• [PROBLEM DESCRIPTION]
Go through the data below. Pull out every line that has the word "name".

(DATA PROVIDED Opens)

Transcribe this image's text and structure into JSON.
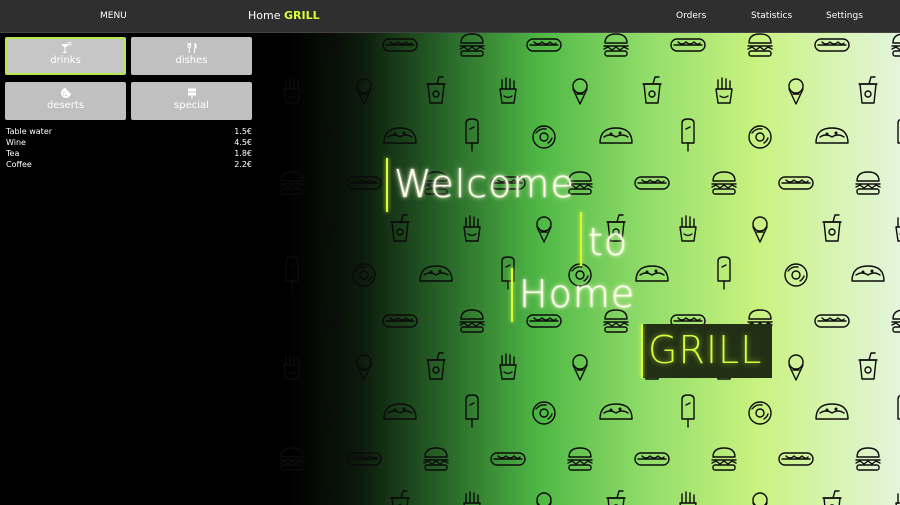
{
  "topbar": {
    "menu_label": "MENU",
    "brand_prefix": "Home",
    "brand_accent": "GRILL",
    "orders_label": "Orders",
    "statistics_label": "Statistics",
    "settings_label": "Settings"
  },
  "categories": [
    {
      "label": "drinks",
      "icon": "cocktail-icon",
      "active": true
    },
    {
      "label": "dishes",
      "icon": "fork-knife-icon",
      "active": false
    },
    {
      "label": "deserts",
      "icon": "cookie-icon",
      "active": false
    },
    {
      "label": "special",
      "icon": "signpost-icon",
      "active": false
    }
  ],
  "items": [
    {
      "name": "Table water",
      "price": "1.5€"
    },
    {
      "name": "Wine",
      "price": "4.5€"
    },
    {
      "name": "Tea",
      "price": "1.8€"
    },
    {
      "name": "Coffee",
      "price": "2.2€"
    }
  ],
  "hero": {
    "line1": "Welcome",
    "line2": "to",
    "line3": "Home",
    "line4": "GRILL"
  },
  "colors": {
    "accent": "#d8ff3a",
    "topbar": "#2f2f2f",
    "category_bg": "#c0c0c0"
  }
}
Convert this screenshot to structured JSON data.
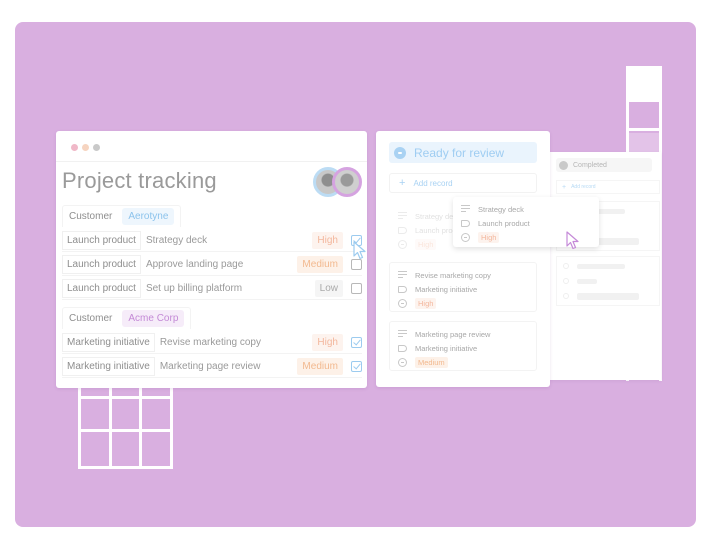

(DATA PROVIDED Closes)

• [REPLY]
      "name": "Table water",
      "name": "Wine",
      "name": "Tea",
      "name": "Coffee",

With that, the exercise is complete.